A line of dialog challenges the idea of the malevolence as literal hell, calling it something "much worse," so is it simply coincidence that an alternate realm of eternal torture and cosmic evil really exists, or has it actually influenced the beliefs of sapient races like our own, and if so, how has it previously reached through the veil enough to do so? Can it at least faintly penetrate our subconscious? Has it spoken to people (and who knows how many other intelligent species) through dreams and visions? Have physical gateways to it existed before? Are all black holes physical gateways to it? Is it the only thing "outside" the universe and if so, why? What makes it sentient? What makes it so sadistic? For what reason does it desire victims to torture?

Other dialog implies that this force is quite simply "chaos" itself. The implications of this statement would be that the universe is governed by some sort of order, and so when you take a step outside that order, you step into an existential state governed more by a lack of order. It's the difference between the controlled and artificial interior of a home vs. the unpredictable weather and wilderness outdoors, but on the grandest possible scale, and it's irresistible to try and rationalize why, exactly, the untamed disorder "outdoors" to the universe would so closely resemble human concepts of "evil" itself. It opens the possibility that, somehow, our capacity for what we would call malice or cruelty is "more compatible" with that state of disorder than with the rest of quantum mechanics, and I'm inclined to wonder if the two influenced each other; if there's some obtuse way in which the evolution of intelligent life and its concept of evil might be what gives the "lack of order" an intelligent will of its own.

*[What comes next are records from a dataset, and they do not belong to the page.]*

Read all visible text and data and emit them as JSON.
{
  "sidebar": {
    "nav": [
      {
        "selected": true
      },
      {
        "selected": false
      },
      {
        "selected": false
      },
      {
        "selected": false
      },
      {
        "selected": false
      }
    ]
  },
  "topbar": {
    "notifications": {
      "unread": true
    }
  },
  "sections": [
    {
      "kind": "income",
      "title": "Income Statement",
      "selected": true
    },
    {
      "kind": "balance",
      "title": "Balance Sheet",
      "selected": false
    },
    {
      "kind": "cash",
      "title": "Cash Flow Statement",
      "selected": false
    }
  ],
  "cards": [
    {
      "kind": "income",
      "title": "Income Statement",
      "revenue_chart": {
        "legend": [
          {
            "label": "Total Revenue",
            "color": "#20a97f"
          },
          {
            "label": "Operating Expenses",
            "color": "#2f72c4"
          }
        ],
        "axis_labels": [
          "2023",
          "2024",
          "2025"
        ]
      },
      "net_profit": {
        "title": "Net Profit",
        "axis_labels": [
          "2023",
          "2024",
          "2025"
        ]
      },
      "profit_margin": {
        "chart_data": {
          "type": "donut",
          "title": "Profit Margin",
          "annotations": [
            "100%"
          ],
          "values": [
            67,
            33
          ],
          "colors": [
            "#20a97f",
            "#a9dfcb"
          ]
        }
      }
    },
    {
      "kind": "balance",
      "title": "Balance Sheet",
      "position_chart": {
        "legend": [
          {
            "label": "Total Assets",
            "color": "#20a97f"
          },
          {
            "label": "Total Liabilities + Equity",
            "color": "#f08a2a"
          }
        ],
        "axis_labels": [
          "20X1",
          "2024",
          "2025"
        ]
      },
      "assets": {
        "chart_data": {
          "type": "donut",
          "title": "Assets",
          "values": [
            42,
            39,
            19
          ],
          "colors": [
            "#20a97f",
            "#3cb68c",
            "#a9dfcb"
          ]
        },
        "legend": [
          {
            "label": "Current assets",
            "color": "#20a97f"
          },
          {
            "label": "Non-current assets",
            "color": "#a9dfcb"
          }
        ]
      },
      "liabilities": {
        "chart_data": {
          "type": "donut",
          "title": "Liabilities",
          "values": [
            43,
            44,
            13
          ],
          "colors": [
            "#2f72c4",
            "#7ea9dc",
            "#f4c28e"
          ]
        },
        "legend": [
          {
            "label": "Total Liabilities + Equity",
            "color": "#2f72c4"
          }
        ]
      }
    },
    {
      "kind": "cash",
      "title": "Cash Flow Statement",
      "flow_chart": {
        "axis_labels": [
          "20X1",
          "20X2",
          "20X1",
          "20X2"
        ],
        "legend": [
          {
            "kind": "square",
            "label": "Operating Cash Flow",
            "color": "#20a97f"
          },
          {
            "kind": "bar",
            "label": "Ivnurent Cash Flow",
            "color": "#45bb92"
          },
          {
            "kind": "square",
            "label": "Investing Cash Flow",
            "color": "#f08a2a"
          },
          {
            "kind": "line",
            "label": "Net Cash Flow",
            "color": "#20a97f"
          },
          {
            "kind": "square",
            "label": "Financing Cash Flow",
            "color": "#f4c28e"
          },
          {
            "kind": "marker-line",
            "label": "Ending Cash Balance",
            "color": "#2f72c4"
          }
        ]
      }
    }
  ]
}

Pure chaos fundamentally should not be capable of consciousness, but perhaps it begins to function as a consciousness wherever it is perceived by consciousness?

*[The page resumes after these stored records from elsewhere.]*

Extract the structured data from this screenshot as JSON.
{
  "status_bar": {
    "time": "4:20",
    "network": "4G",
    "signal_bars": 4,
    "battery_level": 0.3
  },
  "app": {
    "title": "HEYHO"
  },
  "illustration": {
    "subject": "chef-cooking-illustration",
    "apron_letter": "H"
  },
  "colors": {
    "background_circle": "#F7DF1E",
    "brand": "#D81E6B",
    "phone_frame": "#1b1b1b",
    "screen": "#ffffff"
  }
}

Or maybe there just really is a magical force of wickedness at work, an eternally hate-filled Satan-figure that got locked out of reality and likes to torment people. Whatever it is, the idea of it leaking into reality through our own space-warping technology is just plain cool as hell, that's what it is. A spaceship breached hell and came out effectively one gigantic, mechanical space-demon? Duuude, that kicks ASS. The philosophical ramifications of this hypothetical scenario are deeply compelling but if we're being honest the long-term success of this movie is really more about how HOLY SHIT bro that fuckin SPACESHIP IS THE GOD DAMNED DEVIL and it was FUCKIN SICK how the one dude just OBLITERATED this other dude's GUTS and did you see the chick getting EATEN BY MAGGOTS or what about that bitch ass dead dude on FIRE I'd have SHIT MYSELF AND DIED when the fuckin video showed everybody FUCKIN TO DEATH with the dude HOLDING HIS EYEBALLS and then the one dude ripped out HIS eyeballs and bro was like "WHERE WE'RE GOING WE WON'T NEED EYES TO SEE" and then the ship fuckin EXPLODED IT EXPLODED DUDE THE SHIP WAS THE DEMONS AND IT EXPLODED IN OUTER SPACE.

fig. A: typical human subject's emotional state ten minutes after viewing "Event Horizon"